There are absolutely reasonable and substantive criticisms to be made of the political left. Get Out is a horror movie built around a particularly insidious strand of white liberal racism. Promising Young Woman reserves a strong skepticism of pseudo-feminist “nice guys” who performatively advocate for women’s rights and eagerly sing along to Paris Hilton. Even Knives Out is especially scornful of the hypocrisy of Meg Thrombey (Katherine Langford), who presents a liberal facade but is just as cynical as the rest of the family.
The Hunt does not do any of this. Instead, it offers cheap shots and broad asides to add a little flavor to a generic schlock-fest. The closest that The Hunt comes to making a political point is the very faint implication that the left has yet to come to terms with the political victory of Donald Trump, and that this failure will have very dire consequences for absolutely everybody involved.
This subtext is seeded only briefly, during a sequence when Crystal relates her mother’s variant of the classic Aesop fable about the hare and the box turtle, in which an arrogant and overconfident hare was defeated in a foot race by an adversary that it underestimated. Crystal’s mother adds her own twist to the tale, in which the angry hare avenges itself on the turtle and its family.
Does the hare represent the political left, who were so sure of Hillary Clinton’s victory and so devastated and angered by the electoral outcome? Does the hare represent the political right, the festering sense of outrage after years of being marginalized, ignored, and denigrated? It’s an important question, given how The Hunt returns to the imagery at the climax.
The Hunt is at least aware of the ambiguity. When Crystal finishes her story, her companion Don (Wayne Duvall) pauses to digest the fable. Finally, he asks the important question, “Are we the hare or the box turtle?” The film never bothers to answer that question, knowing that it might suggest a coherent political perspective.
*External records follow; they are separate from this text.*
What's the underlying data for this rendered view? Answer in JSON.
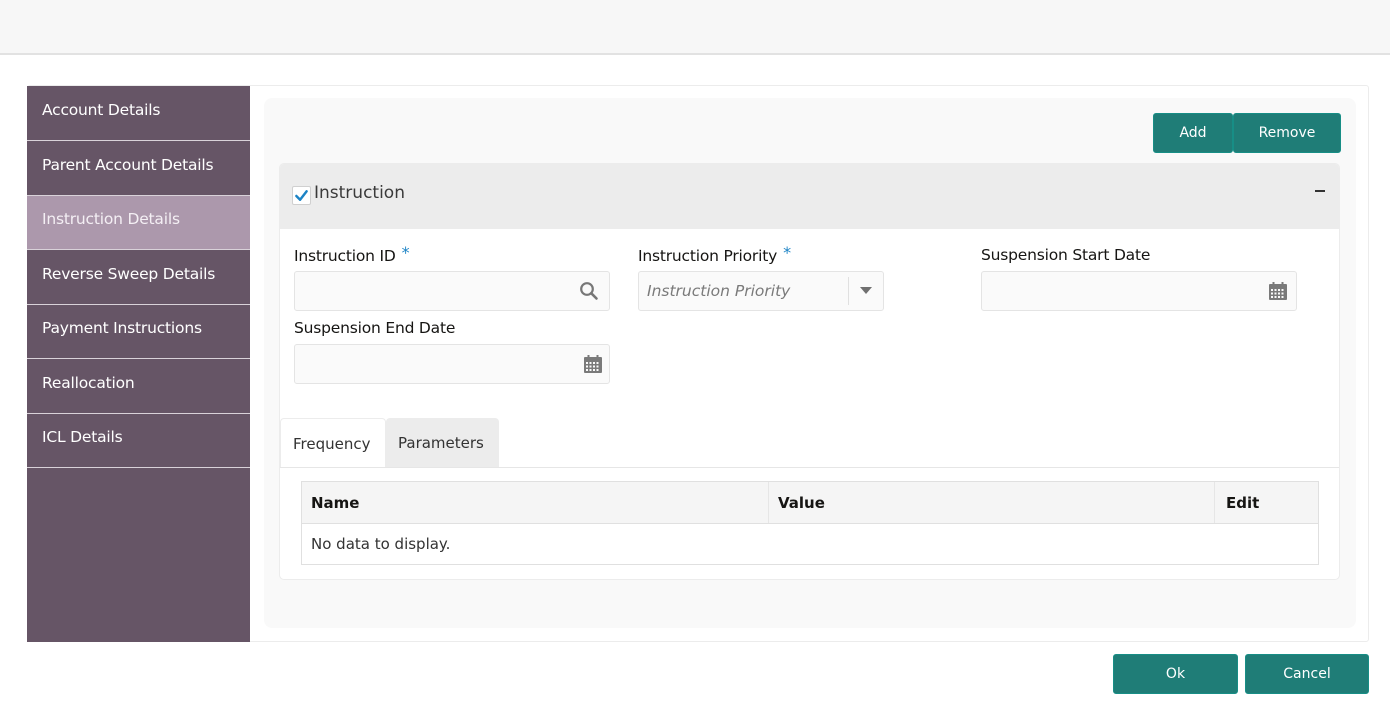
{
  "sidebar": {
    "items": [
      {
        "label": "Account Details",
        "active": false
      },
      {
        "label": "Parent Account Details",
        "active": false
      },
      {
        "label": "Instruction Details",
        "active": true
      },
      {
        "label": "Reverse Sweep Details",
        "active": false
      },
      {
        "label": "Payment Instructions",
        "active": false
      },
      {
        "label": "Reallocation",
        "active": false
      },
      {
        "label": "ICL Details",
        "active": false
      }
    ]
  },
  "toolbar": {
    "add_label": "Add",
    "remove_label": "Remove"
  },
  "panel": {
    "title": "Instruction",
    "checked": true,
    "collapse_icon": "minus-icon"
  },
  "fields": {
    "instruction_id": {
      "label": "Instruction ID",
      "required_mark": "*",
      "value": "",
      "icon": "search-icon"
    },
    "instruction_priority": {
      "label": "Instruction Priority",
      "required_mark": "*",
      "placeholder": "Instruction Priority",
      "icon": "caret-down-icon"
    },
    "suspension_start_date": {
      "label": "Suspension Start Date",
      "value": "",
      "icon": "calendar-icon"
    },
    "suspension_end_date": {
      "label": "Suspension End Date",
      "value": "",
      "icon": "calendar-icon"
    }
  },
  "tabs": [
    {
      "label": "Frequency",
      "active": true
    },
    {
      "label": "Parameters",
      "active": false
    }
  ],
  "table": {
    "columns": [
      "Name",
      "Value",
      "Edit"
    ],
    "empty_message": "No data to display."
  },
  "footer": {
    "ok_label": "Ok",
    "cancel_label": "Cancel"
  },
  "colors": {
    "sidebar_bg": "#665566",
    "sidebar_active": "#ac98ac",
    "button_primary": "#1f7d77",
    "required_mark": "#1c83c5",
    "checkbox_check": "#1c83c5"
  }
}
The Hunt aspires for controversy. However, for controversy to be meaningful, it has to be about something. The Hunt tracks down nothing but empty controversy.